  • History Detectives. Tuesday, November 22 at 9:00 pm on WXXI World. A mysterious bible laced with Cherokee writing provides insight to the "Trail of Tears" march.
  • We Shall Remain: American Experience: Trail of Tears. Friday, November 25 at 7 pm on WXXI World, part three of four. Despite decades of struggle to keep their land, in 1838 thousands of Cherokee were forced from their homes in the southeastern United States and driven to Oklahoma. More than 4,000 died of disease and starvation along the way.
  • We Shall Remain: American Experience: Geronimo. Friday, November 25 at 8:30 p.m. on WXXI World, part four of four. An indomitable Chiricahua Apache warrior and medicine man, Geronimo remains one of the most complex historical figures of the American West.
  • Smokin' Fish. Saturday, November 26 at 1 pm on WXXI World. Cory Mann, A young Tlingit man makes a pilgrimage to his ancestral home and is forced to confront the dichotomy between his history and the world he lives in.
  • Aleut Story. Saturday, November 26 at 10 pm on WXXI World. The incredible, untold story of Aleut Americans' decades-long struggle for human and civil rights, this story was developed, researched, filmed and edited for national television over five years.
  • Unconquered Seminoles. Saturday, November 26 at 11:30 pm on WXXI World. This film traces the history and identity of Florida's resilient Seminole tribe, one deeply rooted in a pattern of obstacle and challenge, survival and success.
  • Independent Lens: Reel Injun: On the Trail of the Hollywood Indian. Sunday, November 27 at 11:30 pm on WXXI-TV/HD. Cree filmmaker Neil Diamond takes an entertaining, insightful, and often humorous look at the Hollywood Indian, exploring the portrayal of North American Natives through a century of cinema and examining the ways that the myth of “the Injun” has influenced the world’s understanding—and misunderstanding—of Natives.
  • The Long Walk: Tears of the Navajo. Tuesday, November 29 at 7 pm on WXXI World.  In a lost chapter of our nation’s history, 8,000 Navajo men, women and children were marched at gunpoint through the scorched desert of the American Southwest to a barren reservation along the Texas border in a 300-mile forced relocation during which hundreds died.
  • Choctaw Code Talkers. Tuesday, November 29 at 8 pm on WXXI World. Called by some the "original Code Talkers," this is the story of the important role Choctaw soldiers played in WWI in using their Native language as a powerful tool against the German Forces.
  • Contrary Warrior: The Life and Times of Adam Fortunate Eagle. Wednesday, November 30 at 7 pm on WXXI World. The story of Adam Fortunate Eagle, a contemporary activist, artist, author, ceremonial leader.
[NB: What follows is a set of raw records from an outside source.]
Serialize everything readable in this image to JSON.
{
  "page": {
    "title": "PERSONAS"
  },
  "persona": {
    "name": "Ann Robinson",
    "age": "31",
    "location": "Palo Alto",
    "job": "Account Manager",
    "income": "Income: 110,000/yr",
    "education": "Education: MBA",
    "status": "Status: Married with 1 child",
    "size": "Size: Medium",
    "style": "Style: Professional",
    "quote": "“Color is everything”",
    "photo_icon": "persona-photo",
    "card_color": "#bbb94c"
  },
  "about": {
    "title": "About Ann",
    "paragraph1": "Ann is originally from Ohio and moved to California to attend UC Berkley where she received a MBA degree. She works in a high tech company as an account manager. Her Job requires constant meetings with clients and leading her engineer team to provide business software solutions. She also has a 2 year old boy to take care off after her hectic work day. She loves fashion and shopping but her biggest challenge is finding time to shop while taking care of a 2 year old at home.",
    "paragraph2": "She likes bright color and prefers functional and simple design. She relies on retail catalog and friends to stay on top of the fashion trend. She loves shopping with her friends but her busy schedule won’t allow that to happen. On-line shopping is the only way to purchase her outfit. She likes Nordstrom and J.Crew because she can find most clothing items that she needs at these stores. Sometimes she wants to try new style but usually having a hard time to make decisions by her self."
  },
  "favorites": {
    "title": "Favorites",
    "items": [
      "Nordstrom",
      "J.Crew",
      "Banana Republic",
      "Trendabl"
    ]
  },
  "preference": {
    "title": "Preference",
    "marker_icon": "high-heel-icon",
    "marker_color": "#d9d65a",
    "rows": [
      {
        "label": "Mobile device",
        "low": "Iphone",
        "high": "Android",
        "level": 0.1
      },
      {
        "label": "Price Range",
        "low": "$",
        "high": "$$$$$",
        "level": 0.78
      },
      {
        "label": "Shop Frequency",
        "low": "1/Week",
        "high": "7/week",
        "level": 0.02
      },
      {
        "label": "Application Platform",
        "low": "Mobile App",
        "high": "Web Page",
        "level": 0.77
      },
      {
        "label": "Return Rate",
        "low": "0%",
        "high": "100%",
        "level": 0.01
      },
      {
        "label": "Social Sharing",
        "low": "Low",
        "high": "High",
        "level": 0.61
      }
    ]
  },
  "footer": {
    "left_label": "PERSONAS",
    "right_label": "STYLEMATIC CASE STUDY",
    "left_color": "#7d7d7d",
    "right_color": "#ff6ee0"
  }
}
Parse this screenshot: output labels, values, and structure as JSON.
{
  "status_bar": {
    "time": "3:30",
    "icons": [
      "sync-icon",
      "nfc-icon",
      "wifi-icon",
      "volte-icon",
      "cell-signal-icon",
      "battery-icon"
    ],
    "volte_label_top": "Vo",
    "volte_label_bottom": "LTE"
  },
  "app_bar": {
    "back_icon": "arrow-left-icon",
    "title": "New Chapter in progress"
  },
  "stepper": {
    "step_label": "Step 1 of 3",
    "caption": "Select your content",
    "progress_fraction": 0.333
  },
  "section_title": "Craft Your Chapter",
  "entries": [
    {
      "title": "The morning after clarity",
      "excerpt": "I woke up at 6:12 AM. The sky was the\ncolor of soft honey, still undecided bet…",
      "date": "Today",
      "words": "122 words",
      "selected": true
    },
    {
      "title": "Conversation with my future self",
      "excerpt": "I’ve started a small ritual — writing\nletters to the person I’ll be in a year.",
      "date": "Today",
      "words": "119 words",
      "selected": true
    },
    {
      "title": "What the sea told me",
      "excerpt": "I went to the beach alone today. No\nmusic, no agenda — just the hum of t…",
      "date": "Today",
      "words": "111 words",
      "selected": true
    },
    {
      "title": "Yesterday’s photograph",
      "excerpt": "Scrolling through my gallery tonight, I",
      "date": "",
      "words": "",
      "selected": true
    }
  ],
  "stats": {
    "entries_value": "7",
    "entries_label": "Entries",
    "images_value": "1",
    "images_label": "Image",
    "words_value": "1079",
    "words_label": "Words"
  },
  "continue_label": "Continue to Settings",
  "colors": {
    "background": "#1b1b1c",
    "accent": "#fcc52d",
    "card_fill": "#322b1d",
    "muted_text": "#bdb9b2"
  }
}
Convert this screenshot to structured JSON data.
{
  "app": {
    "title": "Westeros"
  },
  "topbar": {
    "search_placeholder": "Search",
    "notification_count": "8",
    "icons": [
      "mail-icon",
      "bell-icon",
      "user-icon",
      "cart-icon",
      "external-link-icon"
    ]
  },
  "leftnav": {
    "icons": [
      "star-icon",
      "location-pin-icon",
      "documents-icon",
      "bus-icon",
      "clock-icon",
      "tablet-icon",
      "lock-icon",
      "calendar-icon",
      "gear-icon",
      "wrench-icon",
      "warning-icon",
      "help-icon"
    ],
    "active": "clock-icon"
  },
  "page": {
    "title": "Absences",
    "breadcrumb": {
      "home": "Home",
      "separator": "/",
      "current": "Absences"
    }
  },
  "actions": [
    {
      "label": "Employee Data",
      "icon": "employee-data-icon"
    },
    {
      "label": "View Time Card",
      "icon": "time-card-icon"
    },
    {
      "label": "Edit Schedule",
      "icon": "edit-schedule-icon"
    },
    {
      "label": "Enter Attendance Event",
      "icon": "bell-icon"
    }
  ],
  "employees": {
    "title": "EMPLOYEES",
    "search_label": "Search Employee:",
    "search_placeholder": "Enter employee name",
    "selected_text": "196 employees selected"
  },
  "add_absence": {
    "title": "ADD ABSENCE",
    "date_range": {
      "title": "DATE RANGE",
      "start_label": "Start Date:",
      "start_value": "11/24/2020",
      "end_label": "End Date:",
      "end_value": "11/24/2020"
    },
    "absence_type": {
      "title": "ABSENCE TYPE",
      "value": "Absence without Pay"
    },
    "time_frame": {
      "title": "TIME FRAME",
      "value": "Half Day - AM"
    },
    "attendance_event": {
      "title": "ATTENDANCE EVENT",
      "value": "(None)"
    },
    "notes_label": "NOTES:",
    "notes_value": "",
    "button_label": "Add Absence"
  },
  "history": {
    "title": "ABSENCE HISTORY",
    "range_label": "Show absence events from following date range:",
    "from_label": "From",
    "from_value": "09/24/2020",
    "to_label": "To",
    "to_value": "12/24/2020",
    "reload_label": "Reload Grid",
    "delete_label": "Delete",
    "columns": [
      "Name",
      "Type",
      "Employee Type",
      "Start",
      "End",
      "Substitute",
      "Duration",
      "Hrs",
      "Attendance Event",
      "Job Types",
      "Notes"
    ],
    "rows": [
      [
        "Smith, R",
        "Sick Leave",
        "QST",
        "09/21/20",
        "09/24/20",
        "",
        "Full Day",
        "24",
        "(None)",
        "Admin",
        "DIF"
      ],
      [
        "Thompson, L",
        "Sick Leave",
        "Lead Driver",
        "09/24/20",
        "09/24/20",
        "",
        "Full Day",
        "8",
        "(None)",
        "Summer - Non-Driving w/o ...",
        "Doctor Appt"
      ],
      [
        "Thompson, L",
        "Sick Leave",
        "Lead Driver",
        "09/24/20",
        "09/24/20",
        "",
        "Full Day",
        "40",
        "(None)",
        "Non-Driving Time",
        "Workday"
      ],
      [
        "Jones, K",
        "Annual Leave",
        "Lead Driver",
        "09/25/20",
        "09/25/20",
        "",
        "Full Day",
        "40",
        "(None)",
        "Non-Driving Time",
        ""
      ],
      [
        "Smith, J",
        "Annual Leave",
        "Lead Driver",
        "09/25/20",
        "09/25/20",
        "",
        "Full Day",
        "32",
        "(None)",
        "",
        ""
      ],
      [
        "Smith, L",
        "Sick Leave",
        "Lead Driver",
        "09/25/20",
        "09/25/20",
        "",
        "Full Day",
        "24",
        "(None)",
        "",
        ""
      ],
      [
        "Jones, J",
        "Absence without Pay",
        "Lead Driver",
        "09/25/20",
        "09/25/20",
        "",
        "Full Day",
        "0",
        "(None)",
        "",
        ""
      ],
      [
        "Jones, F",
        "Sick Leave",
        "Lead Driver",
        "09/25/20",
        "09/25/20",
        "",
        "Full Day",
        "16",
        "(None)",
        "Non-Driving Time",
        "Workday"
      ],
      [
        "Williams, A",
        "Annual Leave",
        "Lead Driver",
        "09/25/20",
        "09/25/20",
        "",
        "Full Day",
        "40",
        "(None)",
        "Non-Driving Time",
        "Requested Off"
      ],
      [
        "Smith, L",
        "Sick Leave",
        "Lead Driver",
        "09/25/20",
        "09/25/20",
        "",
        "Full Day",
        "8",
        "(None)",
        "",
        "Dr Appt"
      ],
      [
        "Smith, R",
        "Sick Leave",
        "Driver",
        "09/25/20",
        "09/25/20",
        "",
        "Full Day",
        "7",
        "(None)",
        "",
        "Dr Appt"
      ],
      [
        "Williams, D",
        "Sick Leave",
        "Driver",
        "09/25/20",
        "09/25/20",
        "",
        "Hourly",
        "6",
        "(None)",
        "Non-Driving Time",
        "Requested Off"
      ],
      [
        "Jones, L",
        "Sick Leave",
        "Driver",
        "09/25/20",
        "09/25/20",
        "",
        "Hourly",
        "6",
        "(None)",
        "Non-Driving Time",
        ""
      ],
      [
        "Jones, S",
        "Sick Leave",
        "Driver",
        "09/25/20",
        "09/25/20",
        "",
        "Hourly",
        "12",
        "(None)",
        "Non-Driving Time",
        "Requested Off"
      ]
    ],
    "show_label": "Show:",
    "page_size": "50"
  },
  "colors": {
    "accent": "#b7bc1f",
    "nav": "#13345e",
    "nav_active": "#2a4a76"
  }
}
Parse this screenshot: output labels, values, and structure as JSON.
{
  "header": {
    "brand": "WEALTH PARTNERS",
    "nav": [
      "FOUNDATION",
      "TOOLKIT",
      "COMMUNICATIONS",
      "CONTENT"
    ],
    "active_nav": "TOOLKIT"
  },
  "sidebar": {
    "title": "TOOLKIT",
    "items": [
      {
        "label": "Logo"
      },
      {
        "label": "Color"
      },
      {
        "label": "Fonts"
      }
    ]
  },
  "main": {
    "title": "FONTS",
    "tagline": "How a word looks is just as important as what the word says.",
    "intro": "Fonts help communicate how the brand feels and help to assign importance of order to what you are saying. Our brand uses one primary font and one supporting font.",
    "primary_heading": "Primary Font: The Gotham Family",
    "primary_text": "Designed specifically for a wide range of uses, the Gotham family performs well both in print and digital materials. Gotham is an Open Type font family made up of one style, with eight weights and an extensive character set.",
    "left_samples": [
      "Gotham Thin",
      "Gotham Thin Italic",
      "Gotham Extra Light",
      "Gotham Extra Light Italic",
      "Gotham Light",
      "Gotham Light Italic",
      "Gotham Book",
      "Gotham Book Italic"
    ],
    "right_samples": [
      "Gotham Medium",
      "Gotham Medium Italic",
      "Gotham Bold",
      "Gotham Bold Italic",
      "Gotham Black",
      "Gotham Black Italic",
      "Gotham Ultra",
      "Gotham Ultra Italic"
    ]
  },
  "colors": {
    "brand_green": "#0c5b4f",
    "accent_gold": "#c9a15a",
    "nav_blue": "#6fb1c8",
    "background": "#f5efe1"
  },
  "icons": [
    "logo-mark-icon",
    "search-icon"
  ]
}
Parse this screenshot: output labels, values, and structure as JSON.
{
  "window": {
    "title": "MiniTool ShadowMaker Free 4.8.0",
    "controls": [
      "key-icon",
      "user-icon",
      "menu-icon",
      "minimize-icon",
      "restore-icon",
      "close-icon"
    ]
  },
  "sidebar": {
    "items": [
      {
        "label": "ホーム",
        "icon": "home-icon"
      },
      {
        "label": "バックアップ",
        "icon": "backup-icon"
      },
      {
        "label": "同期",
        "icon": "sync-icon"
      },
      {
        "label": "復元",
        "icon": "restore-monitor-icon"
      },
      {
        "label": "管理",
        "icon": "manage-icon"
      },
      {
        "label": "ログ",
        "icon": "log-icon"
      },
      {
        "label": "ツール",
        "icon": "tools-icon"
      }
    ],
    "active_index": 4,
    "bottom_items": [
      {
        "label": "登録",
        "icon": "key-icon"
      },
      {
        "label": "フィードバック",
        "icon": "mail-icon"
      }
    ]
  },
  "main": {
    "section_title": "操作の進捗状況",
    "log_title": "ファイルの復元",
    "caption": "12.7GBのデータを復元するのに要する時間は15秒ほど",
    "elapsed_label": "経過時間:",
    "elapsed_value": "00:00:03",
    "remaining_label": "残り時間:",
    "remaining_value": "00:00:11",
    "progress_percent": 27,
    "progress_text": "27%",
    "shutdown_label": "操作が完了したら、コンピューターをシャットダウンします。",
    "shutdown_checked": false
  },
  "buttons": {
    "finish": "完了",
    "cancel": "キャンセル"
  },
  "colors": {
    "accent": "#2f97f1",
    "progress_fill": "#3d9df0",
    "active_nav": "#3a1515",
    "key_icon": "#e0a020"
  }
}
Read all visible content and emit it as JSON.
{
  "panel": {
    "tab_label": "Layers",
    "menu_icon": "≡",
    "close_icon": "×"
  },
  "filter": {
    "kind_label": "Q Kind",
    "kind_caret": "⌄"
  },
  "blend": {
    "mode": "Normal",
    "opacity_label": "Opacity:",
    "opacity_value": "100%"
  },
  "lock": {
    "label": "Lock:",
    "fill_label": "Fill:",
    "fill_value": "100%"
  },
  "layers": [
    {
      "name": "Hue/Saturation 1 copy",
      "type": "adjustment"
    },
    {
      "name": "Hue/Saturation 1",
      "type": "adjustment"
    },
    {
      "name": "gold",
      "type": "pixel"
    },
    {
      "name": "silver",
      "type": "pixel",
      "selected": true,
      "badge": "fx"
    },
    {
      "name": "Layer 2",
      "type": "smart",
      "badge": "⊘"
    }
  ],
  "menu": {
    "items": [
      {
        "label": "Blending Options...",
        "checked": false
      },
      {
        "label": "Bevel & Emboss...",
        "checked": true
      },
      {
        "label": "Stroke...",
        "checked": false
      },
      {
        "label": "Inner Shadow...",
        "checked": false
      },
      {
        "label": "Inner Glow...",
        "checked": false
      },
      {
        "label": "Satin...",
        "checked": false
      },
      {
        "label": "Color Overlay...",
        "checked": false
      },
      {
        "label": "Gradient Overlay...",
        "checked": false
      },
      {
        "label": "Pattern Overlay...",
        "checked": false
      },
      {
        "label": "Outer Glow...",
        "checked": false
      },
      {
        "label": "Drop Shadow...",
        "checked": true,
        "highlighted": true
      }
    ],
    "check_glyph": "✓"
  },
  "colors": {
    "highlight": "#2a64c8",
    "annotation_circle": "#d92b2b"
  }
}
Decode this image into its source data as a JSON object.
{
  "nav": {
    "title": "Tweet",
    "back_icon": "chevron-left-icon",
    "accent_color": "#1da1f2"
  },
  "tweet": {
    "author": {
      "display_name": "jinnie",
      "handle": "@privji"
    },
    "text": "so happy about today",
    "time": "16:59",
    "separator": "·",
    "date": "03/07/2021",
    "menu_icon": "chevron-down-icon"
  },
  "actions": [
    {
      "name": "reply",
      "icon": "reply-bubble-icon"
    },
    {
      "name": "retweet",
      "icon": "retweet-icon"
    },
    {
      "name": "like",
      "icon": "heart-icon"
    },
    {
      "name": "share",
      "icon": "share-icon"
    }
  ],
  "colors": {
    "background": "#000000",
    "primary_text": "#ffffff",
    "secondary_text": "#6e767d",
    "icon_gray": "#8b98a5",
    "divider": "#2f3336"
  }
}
No comments:

Post a Comment

Note: Only a member of this blog may post a comment.